YOUR INSTRUCTIONS - In the records that follow, find each line with the word "Bemerkung" and copy it.
(DATA TO USE Opens)
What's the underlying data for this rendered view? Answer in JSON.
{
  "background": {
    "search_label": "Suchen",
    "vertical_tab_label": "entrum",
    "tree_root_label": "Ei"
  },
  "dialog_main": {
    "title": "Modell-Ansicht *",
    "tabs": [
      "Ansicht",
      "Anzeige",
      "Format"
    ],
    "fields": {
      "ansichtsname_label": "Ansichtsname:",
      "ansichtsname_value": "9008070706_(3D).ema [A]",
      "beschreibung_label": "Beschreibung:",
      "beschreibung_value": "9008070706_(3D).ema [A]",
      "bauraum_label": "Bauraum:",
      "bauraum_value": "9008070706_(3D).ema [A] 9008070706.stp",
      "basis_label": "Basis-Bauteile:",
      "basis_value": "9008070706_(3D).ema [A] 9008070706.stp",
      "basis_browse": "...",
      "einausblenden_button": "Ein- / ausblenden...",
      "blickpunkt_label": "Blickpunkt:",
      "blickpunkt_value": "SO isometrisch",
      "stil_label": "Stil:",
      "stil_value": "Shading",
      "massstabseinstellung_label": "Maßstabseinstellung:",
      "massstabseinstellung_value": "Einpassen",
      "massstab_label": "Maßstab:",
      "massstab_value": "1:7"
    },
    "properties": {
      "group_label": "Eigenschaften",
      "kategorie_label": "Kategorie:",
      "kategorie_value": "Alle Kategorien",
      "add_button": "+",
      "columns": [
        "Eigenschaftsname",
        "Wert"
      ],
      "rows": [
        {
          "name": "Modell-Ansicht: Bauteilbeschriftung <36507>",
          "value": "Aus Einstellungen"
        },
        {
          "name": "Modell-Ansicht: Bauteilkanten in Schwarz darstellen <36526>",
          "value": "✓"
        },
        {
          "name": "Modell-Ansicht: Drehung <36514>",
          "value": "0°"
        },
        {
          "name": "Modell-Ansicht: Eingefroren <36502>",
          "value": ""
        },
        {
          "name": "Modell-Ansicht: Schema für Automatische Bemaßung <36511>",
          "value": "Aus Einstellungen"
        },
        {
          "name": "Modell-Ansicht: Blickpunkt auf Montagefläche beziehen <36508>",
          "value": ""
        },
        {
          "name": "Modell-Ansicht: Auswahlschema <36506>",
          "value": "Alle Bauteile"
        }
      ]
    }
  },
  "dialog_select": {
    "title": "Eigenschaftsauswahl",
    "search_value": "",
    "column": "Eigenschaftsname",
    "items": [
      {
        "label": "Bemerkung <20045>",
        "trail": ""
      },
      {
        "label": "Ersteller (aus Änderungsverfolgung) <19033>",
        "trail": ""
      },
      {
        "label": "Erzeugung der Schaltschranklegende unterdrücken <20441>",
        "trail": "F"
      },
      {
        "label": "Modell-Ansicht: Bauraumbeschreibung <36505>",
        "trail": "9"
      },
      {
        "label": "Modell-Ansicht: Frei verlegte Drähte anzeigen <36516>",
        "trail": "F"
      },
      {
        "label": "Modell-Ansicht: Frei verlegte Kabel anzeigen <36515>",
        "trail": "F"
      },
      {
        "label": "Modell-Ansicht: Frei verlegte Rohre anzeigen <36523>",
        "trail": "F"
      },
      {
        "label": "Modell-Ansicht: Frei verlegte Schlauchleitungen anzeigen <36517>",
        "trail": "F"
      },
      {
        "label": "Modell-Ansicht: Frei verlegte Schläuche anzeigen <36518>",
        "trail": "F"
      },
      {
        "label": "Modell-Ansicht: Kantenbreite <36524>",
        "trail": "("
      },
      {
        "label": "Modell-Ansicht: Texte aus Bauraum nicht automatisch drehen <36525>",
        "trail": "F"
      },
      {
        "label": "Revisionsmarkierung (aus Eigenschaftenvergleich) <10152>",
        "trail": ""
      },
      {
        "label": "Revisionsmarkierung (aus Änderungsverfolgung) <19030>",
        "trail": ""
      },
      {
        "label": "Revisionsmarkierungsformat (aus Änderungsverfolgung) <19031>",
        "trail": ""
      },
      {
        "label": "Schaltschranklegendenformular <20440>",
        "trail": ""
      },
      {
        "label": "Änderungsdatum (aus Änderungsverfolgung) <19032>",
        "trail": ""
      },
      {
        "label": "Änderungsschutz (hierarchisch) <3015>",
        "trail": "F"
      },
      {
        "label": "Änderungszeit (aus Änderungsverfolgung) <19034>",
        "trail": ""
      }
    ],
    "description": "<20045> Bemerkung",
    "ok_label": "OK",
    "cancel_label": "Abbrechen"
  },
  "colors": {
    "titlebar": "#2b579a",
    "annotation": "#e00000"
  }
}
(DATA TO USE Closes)
TASK OUTPUT -
        "label": "Bemerkung <20045>",
    "description": "<20045> Bemerkung",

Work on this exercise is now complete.